I feared these books would be dull, staid and part of the establishment that I was so busy rebelling against; and then I read Wuthering Heights by Emily Bronte.
One of you once told me you thought I'd been very brave to put so much of myself into the poetry. Consider that the opposite could be true; I have been successful in keeping the real me out.
Linda Hoy reflects on the contribution made by Thoreau to present ideas about the natural world and the value of walking to mental and physical health.
Mark Morris explains why he’s proud to call himself a horror writer, and why the short story is the ‘lifeblood’ of the genre.
When I first heard a poet read, in a chemistry laboratory at Newcastle University, he was Ted Hughes; his gruff Yorkshire voice threw me onto a frosty moor. I could see horses. Hear horizons.
I had to write drama. I was changed forever. The focus you get from knowing young exactly what you want to do in life and being determined to do it is a huge psychological advantage.

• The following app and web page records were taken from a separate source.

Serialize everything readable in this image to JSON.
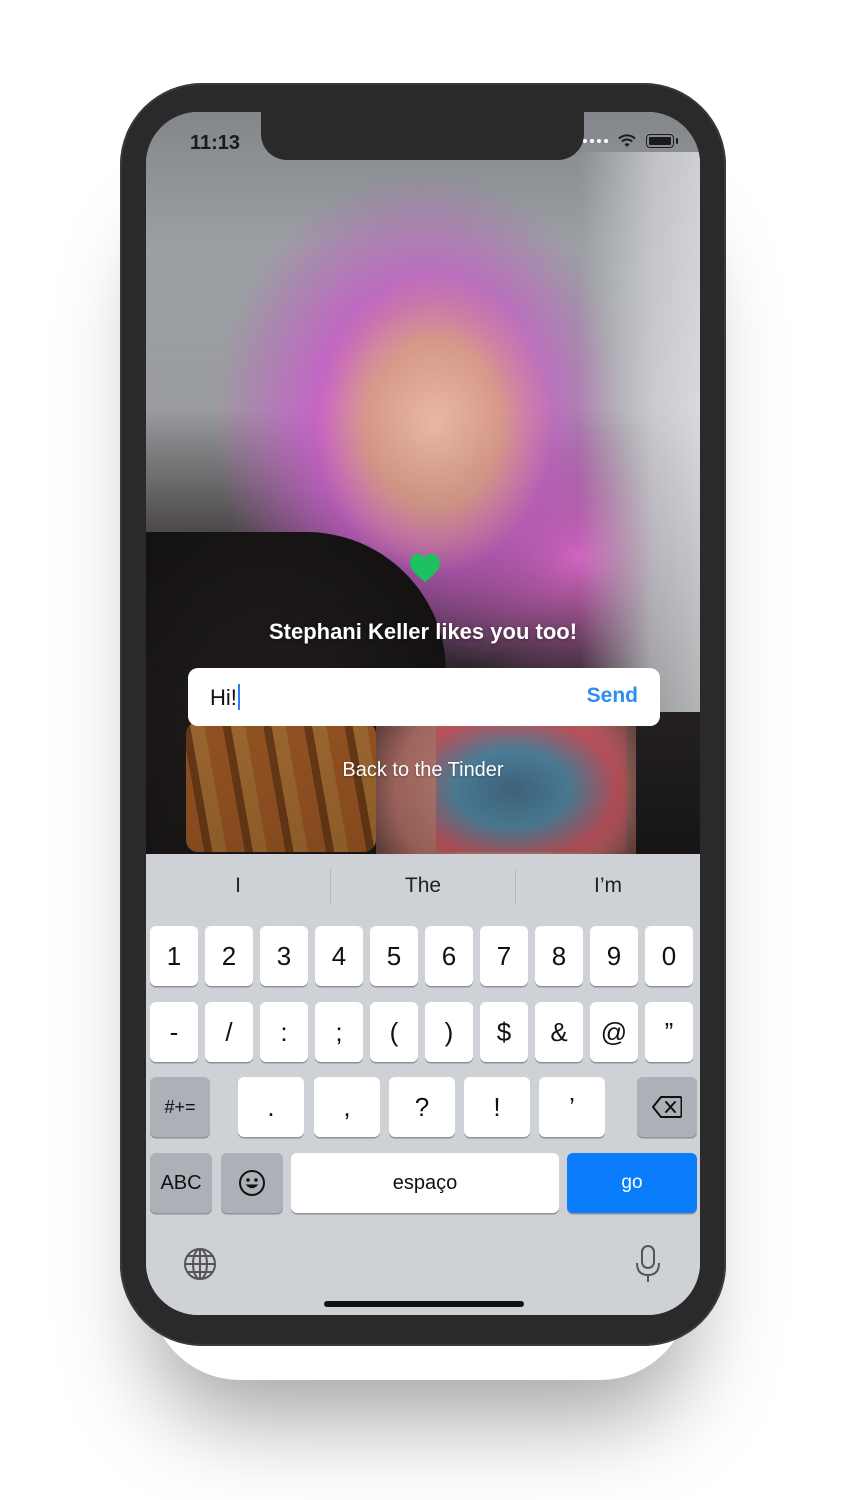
{
  "status_bar": {
    "time": "11:13"
  },
  "match": {
    "text": "Stephani Keller likes you too!",
    "heart_color": "#1ec15f"
  },
  "message": {
    "value": "Hi!",
    "send_label": "Send"
  },
  "back_link": "Back to the Tinder",
  "keyboard": {
    "suggestions": [
      "I",
      "The",
      "I’m"
    ],
    "row1": [
      "1",
      "2",
      "3",
      "4",
      "5",
      "6",
      "7",
      "8",
      "9",
      "0"
    ],
    "row2": [
      "-",
      "/",
      ":",
      ";",
      "(",
      ")",
      "$",
      "&",
      "@",
      "”"
    ],
    "row3": [
      ".",
      ",",
      "?",
      "!",
      "’"
    ],
    "symbols_label": "#+=",
    "abc_label": "ABC",
    "space_label": "espaço",
    "go_label": "go",
    "go_color": "#0a7dfc",
    "icons": [
      "emoji-icon",
      "backspace-icon",
      "globe-icon",
      "microphone-icon"
    ]
  }
}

As a scriptwriter, Jonny Wright has grown used to collaborating with other writers over the years. Here he talks about the pleasures and pitfalls of doing so.